The National Football League and former player Ray Rice made headlines last week after a video surfaced showing Rice knocking his fiancé unconscious in an elevator. The NFL sanctioned the Baltimore Ravens running back for the incident earlier this year with a two-game suspension. But the now public image of Rice punching his fiancé in the head prompted the Ravens to go further and release Rice from his contract.
The video’s release arrives on the heels of NFL commissioner Roger Goodell’s announcement that the National Football League would crack down on domestic violence with stricter penalties. Under the new rules, first-time offenders would receive a six-game suspension and second-time offenders are to be banned for life.
Most workplaces (70 percent) do not have a formal policy or program to address violence, let alone domestic violence specifically, despite a survey indicating that 44 percent of adult employees reported personally experiencing the effects of domestic violence in their workplace.

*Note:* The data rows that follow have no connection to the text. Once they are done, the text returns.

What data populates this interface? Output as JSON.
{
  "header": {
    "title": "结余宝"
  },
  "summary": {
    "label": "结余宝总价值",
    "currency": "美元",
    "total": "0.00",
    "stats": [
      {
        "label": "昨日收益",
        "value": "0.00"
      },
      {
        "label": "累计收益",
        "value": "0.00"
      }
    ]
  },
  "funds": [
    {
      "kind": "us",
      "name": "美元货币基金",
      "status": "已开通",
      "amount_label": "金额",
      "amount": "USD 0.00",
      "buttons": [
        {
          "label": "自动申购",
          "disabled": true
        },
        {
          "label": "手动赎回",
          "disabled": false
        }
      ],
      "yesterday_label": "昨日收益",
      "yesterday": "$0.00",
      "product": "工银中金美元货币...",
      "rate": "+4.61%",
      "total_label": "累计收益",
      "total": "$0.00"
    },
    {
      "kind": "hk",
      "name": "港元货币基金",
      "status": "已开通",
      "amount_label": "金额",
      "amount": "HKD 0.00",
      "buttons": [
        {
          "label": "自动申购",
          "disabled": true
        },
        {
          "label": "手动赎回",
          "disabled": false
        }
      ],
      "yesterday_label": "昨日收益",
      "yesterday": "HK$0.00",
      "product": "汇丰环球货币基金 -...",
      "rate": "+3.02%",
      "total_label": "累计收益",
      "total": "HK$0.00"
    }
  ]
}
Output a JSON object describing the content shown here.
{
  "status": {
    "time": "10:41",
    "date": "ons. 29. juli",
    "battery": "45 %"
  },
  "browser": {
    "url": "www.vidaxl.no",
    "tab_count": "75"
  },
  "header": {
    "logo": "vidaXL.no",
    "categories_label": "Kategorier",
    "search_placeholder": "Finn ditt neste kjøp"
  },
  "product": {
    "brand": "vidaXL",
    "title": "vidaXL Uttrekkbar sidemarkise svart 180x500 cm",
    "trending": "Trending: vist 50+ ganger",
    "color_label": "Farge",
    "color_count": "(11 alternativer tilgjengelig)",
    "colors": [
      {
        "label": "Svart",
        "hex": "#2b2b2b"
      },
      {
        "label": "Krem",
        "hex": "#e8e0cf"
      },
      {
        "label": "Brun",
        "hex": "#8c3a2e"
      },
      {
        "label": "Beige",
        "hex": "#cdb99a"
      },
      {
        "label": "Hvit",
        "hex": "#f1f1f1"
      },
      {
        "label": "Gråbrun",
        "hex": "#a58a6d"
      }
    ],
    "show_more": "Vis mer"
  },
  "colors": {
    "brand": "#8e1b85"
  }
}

“I think it sends an important message that there are consequences, and even noncriminal consequences, to these sort of actions for engaging in domestic and sexual violence,” said Maya Raghu, Senior Attorney for Futures Without Violence, an advocacy group for victims of domestic violence, of the NFL’s new policy.
Approximately 1.5 million women are physically assaulted by an intimate partner each year in the United States. The effects of domestic violence in the workplace may include inhibiting an employee’s ability to perform their work safely, harassing phone calls, armed “show-ups” at the office and sleep deprivation because of abuse.
Domestic violence affects the safety of the workplace, of the victim and other employees and productivity. Research from the CDC estimated that the 2003 costs of intimate partner rape, physical assault and stalking were $8.3 billion to cover the costs of medical and mental health and lost productivity.
“There’s a lot of denial about the subject overall,” said Steve Albrecht, an author, teacher and consultant on workplace violence prevention. “And there’s a privacy concern that says what you do in your home, in your bedroom or in your house, is your own business until it effects our operation.”
Albrecht says it’s a tough issue. If both the victim and the perpetrator are employed by the same company, then it’s an easier path for the employer to separate the parties and make referrals to employee assistance programs or counseling and create a safety plan at work.
“But what people do in their off hours…if you knew about somebody who got arrested for some crime over the weekend, does it impact the business? And if it doesn’t, then employers are pretty limited as to what they could do.” Albrecht said.
Raghu pointed out, however, that at “at-will” employment is typical in California and nationally. This means that the employer or employee can end the relationship at any time, with or without cause, as long as it’s not discriminatory.
This is especially true of people who are hired on contracts, like NFL players, where employees must agree to a variety of clauses and various circumstances under which they can be fired.
“Generally speaking, yes, employers have a lot of options,” Raghu said.
While law does not require a violence prevention program be in place, labor code says employers are responsible to create a safe place of work, and the Occupational Safety and Health Administration has a general duty clause saying employers are responsible for on-the-job hazards that are potentially dangerous to an employee.
More and more employers are adopting policies to protect victims. In 2012, President Obama signed a memorandum requiring all federal agencies to develop policies to address the effects of domestic violence and provide assistance to its victims.
California is one of a handful of states that has laws that specifically protect victims of sexual and domestic violence from discrimination. Senate Bill 400 went into effect on January 1, 2014, and it prohibits employers from firing, retaliating or discriminating against employees who are victims of domestic violence, sexual assault, or stalking.
“I hope… this sends a message to companies: don’t wait for something bad to happen, but be proactive,” Raghu said. “By taking steps now, maybe you can help an employee who is experiencing violence before it’s too late, and we can help keep people safe.”
SB 400 also requires that employers provide “reasonable accommodations” to these victims, such as changing the employee’s work number or station, implementing new safety procedures, or installing a lock on the workplace’s entry.
While these and other types of policies are important, Raghu points out that it’s more important “to help put up the signal to people that the employer takes this issue seriously. And if you are a victim, there’s places to go for help, and if you’re a perpetrator that there are consequences.”
“A policy is just a piece of paper unless it’s given meaning,” Raghu said.
Employers need to take genuine steps to create a culture in the workplace where people know that this kind of violence isn’t tolerated, she said.
“We don’t want or expect employers to become experts of domestic violence or sexual violence.” Raghu said. “But there are experts in the community, so it’s important to make an effort to reach out to them, have a relationship with them, maybe invite some domestic or sexual violence experts who could come in and help in training or raise awareness about the issue in the workplace,” she said.
Some of those steps include putting up posters bearing a domestic violence hotline number in discrete places, or partnering with domestic and sexual violence service providers in their community.
“There’s this national conversation going on right now, and hopefully it’s a great moment that we can all seize to change the culture of domestic violence,” Raghu said.